Peace of Mind
With a set of structural engineering plans, a contractor who follows the plan, will build the house to code. Not all contractors know or respect building codes. In the mountains, where we are located, houses are often built on steep slopes and foundation walls can get quite high. The single most common structural issue we see in the mountains is foundation settlement. The footings need to be at least two feet into residual soil at the shallowest point. Foundations should NEVER be set on fill material! When the slope of the property where the house will be constructed exceeds a 2:1 slope a geotechnical engineer should be consulted as well to verify the foundation soils.
Over time, wood framing will deflect and “creep”. Yes, this is a technical term for permanent defection due to sustained loading. Think about any sagging floor you may have seen; this is called creep. An engineered floor is designed to mitigate against movement. The minimum code requirements allow building of floor and roof systems that inevitably deflect and creep. An engineered floor system will strike the right balance between cost and long-term serviceability such as deflection.
With a set of structural engineering plans, you can have the peace of mind that your house will be constructed to withstand the test of time due to loading, weather (such as wind or snow) and slope conditions we experience in the mountains.
Keep a handle on your budget. Going over budget during construction can lead to stress of all the people involved. It can also lead to a souring relationship between you and your contractor.
With structural engineering plans, the contractor should know exactly how much material will be needed upfront. Therefore, you can order the optimal material to get the best unit price ultimately saving your money. When your contractor doesn’t have accurate estimates, they often have to order additional material later and you pay the bill for the extra time to do this. In addition, you will be paying a higher unit price because of the loss of economy of scale. When you order smaller quantities, you pay more for each item. This may sound trivial, but this can add up over the course of a project if quantities are not accurately estimated at the beginning of a project.
“Apples to Apples” Bid Comparison

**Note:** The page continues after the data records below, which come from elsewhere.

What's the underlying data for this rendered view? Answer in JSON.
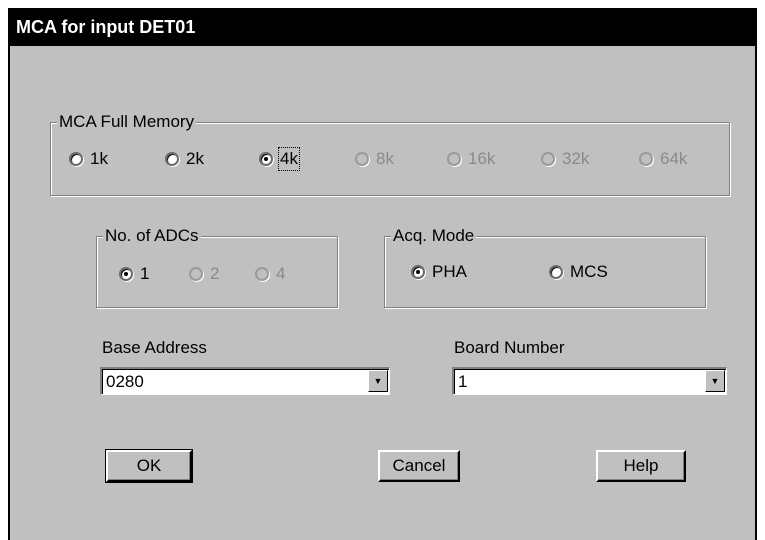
{
  "window": {
    "title": "MCA for input DET01"
  },
  "memory_group": {
    "label": "MCA Full Memory",
    "options": [
      {
        "label": "1k",
        "checked": false,
        "enabled": true
      },
      {
        "label": "2k",
        "checked": false,
        "enabled": true
      },
      {
        "label": "4k",
        "checked": true,
        "enabled": true
      },
      {
        "label": "8k",
        "checked": false,
        "enabled": false
      },
      {
        "label": "16k",
        "checked": false,
        "enabled": false
      },
      {
        "label": "32k",
        "checked": false,
        "enabled": false
      },
      {
        "label": "64k",
        "checked": false,
        "enabled": false
      }
    ]
  },
  "adcs_group": {
    "label": "No. of ADCs",
    "options": [
      {
        "label": "1",
        "checked": true,
        "enabled": true
      },
      {
        "label": "2",
        "checked": false,
        "enabled": false
      },
      {
        "label": "4",
        "checked": false,
        "enabled": false
      }
    ]
  },
  "acq_group": {
    "label": "Acq. Mode",
    "options": [
      {
        "label": "PHA",
        "checked": true,
        "enabled": true
      },
      {
        "label": "MCS",
        "checked": false,
        "enabled": true
      }
    ]
  },
  "base_address": {
    "label": "Base Address",
    "value": "0280"
  },
  "board_number": {
    "label": "Board Number",
    "value": "1"
  },
  "buttons": {
    "ok": "OK",
    "cancel": "Cancel",
    "help": "Help"
  }
}
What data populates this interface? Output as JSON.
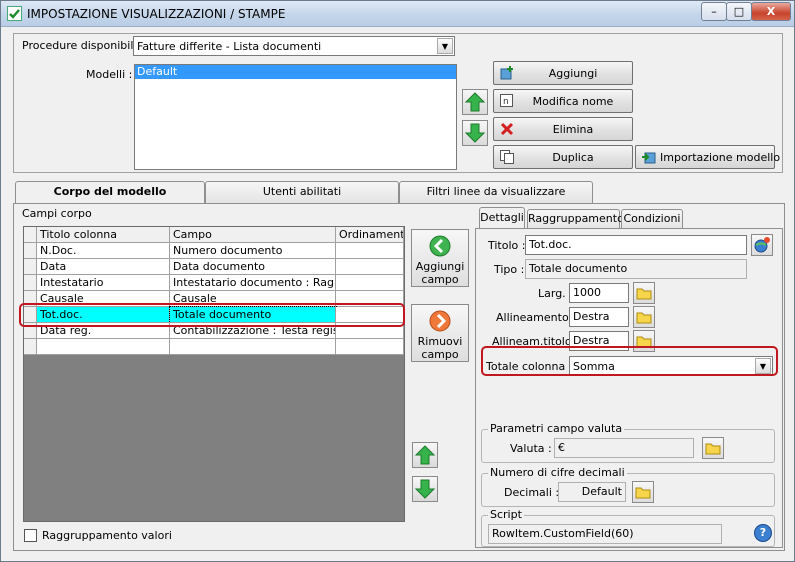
{
  "window": {
    "title": "IMPOSTAZIONE VISUALIZZAZIONI / STAMPE",
    "min_label": "–",
    "max_label": "□",
    "close_label": "X"
  },
  "top": {
    "procedure_label": "Procedure disponibili :",
    "procedure_value": "Fatture differite - Lista documenti",
    "modelli_label": "Modelli :",
    "modelli_items": [
      "Default"
    ],
    "buttons": {
      "aggiungi": "Aggiungi",
      "modifica": "Modifica nome",
      "elimina": "Elimina",
      "duplica": "Duplica",
      "importazione": "Importazione modello"
    }
  },
  "main_tabs": [
    "Corpo del modello",
    "Utenti abilitati",
    "Filtri linee da visualizzare"
  ],
  "campi_corpo": {
    "label": "Campi corpo",
    "columns": [
      "Titolo colonna",
      "Campo",
      "Ordinamento"
    ],
    "rows": [
      {
        "titolo": "N.Doc.",
        "campo": "Numero documento",
        "ord": ""
      },
      {
        "titolo": "Data",
        "campo": "Data documento",
        "ord": ""
      },
      {
        "titolo": "Intestatario",
        "campo": "Intestatario documento : Ragion...",
        "ord": ""
      },
      {
        "titolo": "Causale",
        "campo": "Causale",
        "ord": ""
      },
      {
        "titolo": "Tot.doc.",
        "campo": "Totale documento",
        "ord": ""
      },
      {
        "titolo": "Data reg.",
        "campo": "Contabilizzazione : Testa registr...",
        "ord": ""
      },
      {
        "titolo": "",
        "campo": "",
        "ord": ""
      }
    ],
    "selected_row": 4,
    "aggiungi_campo": [
      "Aggiungi",
      "campo"
    ],
    "rimuovi_campo": [
      "Rimuovi",
      "campo"
    ],
    "raggruppamento_label": "Raggruppamento valori",
    "raggruppamento_checked": false
  },
  "detail_tabs": [
    "Dettagli",
    "Raggruppamento",
    "Condizioni"
  ],
  "dettagli": {
    "titolo_label": "Titolo :",
    "titolo_value": "Tot.doc.",
    "tipo_label": "Tipo :",
    "tipo_value": "Totale documento",
    "larg_label": "Larg. :",
    "larg_value": "1000",
    "allineamento_label": "Allineamento :",
    "allineamento_value": "Destra",
    "allineam_titolo_label": "Allineam.titolo :",
    "allineam_titolo_value": "Destra",
    "totale_colonna_label": "Totale colonna :",
    "totale_colonna_value": "Somma",
    "parametri_group": "Parametri campo valuta",
    "valuta_label": "Valuta :",
    "valuta_value": "€",
    "decimali_group": "Numero di cifre decimali",
    "decimali_label": "Decimali :",
    "decimali_value": "Default",
    "script_group": "Script",
    "script_value": "RowItem.CustomField(60)"
  },
  "colors": {
    "selected_row": "#00ffff",
    "highlight": "#c0181e",
    "titlebar": "#c6d7eb"
  }
}
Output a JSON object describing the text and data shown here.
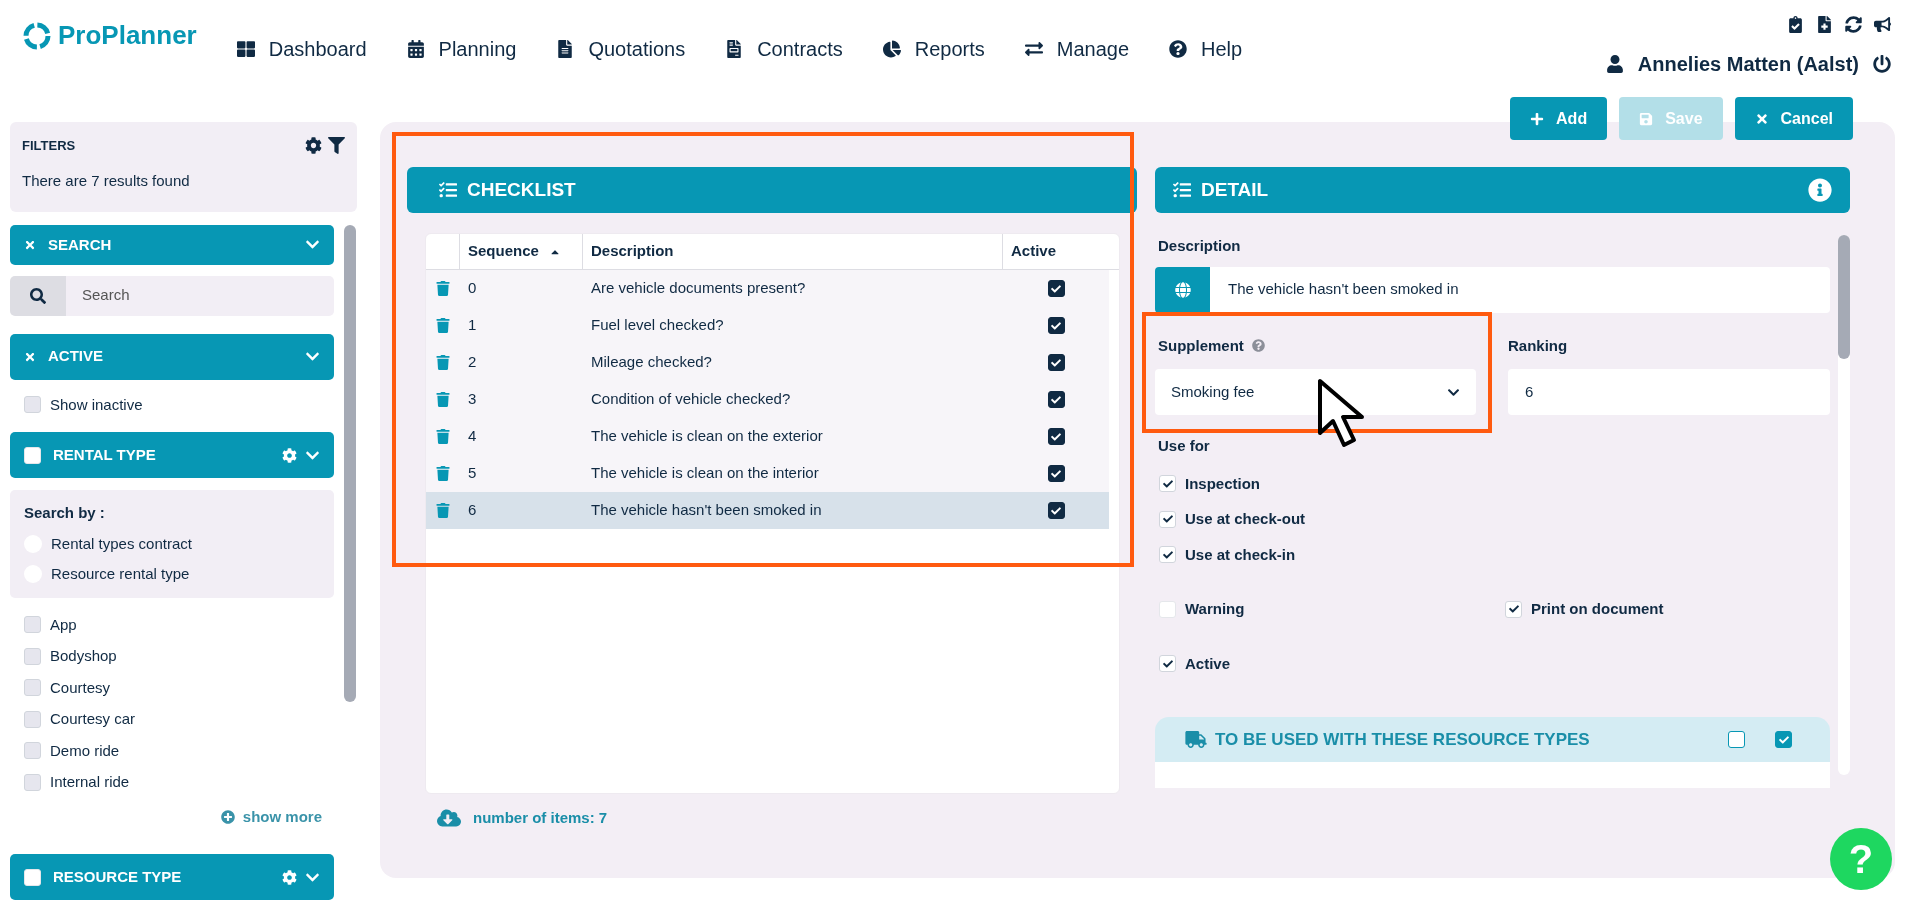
{
  "header": {
    "logo": "ProPlanner",
    "nav": [
      {
        "label": "Dashboard"
      },
      {
        "label": "Planning"
      },
      {
        "label": "Quotations"
      },
      {
        "label": "Contracts"
      },
      {
        "label": "Reports"
      },
      {
        "label": "Manage"
      },
      {
        "label": "Help"
      }
    ],
    "user": "Annelies Matten (Aalst)"
  },
  "toolbar": [
    {
      "kind": "add",
      "label": "Add",
      "disabled": false
    },
    {
      "kind": "save",
      "label": "Save",
      "disabled": true
    },
    {
      "kind": "cancel",
      "label": "Cancel",
      "disabled": false
    }
  ],
  "filters": {
    "title": "FILTERS",
    "results": "There are 7 results found"
  },
  "sidebar": {
    "search": {
      "title": "SEARCH",
      "placeholder": "Search"
    },
    "active": {
      "title": "ACTIVE",
      "options": [
        {
          "label": "Show inactive",
          "checked": false
        }
      ]
    },
    "rental_type": {
      "title": "RENTAL TYPE",
      "checked": false,
      "search_by": "Search by :",
      "radios": [
        {
          "label": "Rental types contract",
          "selected": false
        },
        {
          "label": "Resource rental type",
          "selected": false
        }
      ],
      "options": [
        {
          "label": "App",
          "checked": false
        },
        {
          "label": "Bodyshop",
          "checked": false
        },
        {
          "label": "Courtesy",
          "checked": false
        },
        {
          "label": "Courtesy car",
          "checked": false
        },
        {
          "label": "Demo ride",
          "checked": false
        },
        {
          "label": "Internal ride",
          "checked": false
        }
      ],
      "show_more": "show more"
    },
    "resource_type": {
      "title": "RESOURCE TYPE",
      "checked": false
    }
  },
  "checklist": {
    "title": "CHECKLIST",
    "columns": [
      {
        "label": "Sequence",
        "sorted": true
      },
      {
        "label": "Description",
        "sorted": false
      },
      {
        "label": "Active",
        "sorted": false
      }
    ],
    "rows": [
      {
        "sequence": "0",
        "description": "Are vehicle documents present?",
        "active": true,
        "selected": false
      },
      {
        "sequence": "1",
        "description": "Fuel level checked?",
        "active": true,
        "selected": false
      },
      {
        "sequence": "2",
        "description": "Mileage checked?",
        "active": true,
        "selected": false
      },
      {
        "sequence": "3",
        "description": "Condition of vehicle checked?",
        "active": true,
        "selected": false
      },
      {
        "sequence": "4",
        "description": "The vehicle is clean on the exterior",
        "active": true,
        "selected": false
      },
      {
        "sequence": "5",
        "description": "The vehicle is clean on the interior",
        "active": true,
        "selected": false
      },
      {
        "sequence": "6",
        "description": "The vehicle hasn't been smoked in",
        "active": true,
        "selected": true
      }
    ],
    "footer": "number of items: 7"
  },
  "detail": {
    "title": "DETAIL",
    "description": {
      "label": "Description",
      "value": "The vehicle hasn't been smoked in"
    },
    "supplement": {
      "label": "Supplement",
      "value": "Smoking fee"
    },
    "ranking": {
      "label": "Ranking",
      "value": "6"
    },
    "use_for": {
      "label": "Use for",
      "options": [
        {
          "label": "Inspection",
          "checked": true
        },
        {
          "label": "Use at check-out",
          "checked": true
        },
        {
          "label": "Use at check-in",
          "checked": true
        }
      ]
    },
    "warning": {
      "label": "Warning",
      "checked": false
    },
    "print_on_document": {
      "label": "Print on document",
      "checked": true
    },
    "active": {
      "label": "Active",
      "checked": true
    },
    "resource_types": {
      "title": "TO BE USED WITH THESE RESOURCE TYPES",
      "toggles": [
        {
          "checked": false
        },
        {
          "checked": true
        }
      ]
    }
  },
  "help_button": "?"
}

It is always wise to get at least three quotes for building your house. If you have a set of structural engineering plans, your contractors will be bidding apples to apples, and you are less likely to have someone under bid and then come back to you for additional cost later.
When you have complete set of structural engineering plans, your contractor is more likely to be able to give you a lump sum price for your project. This can be advantageous if you are on a very set budget and also puts the risk back onto the contractor for overages.
The structural engineering cost for a full set of plans is approximately 1% of construction cost. Typical design fees are $2.50 per square foot for heated space and $1.50 per square foot of deck area.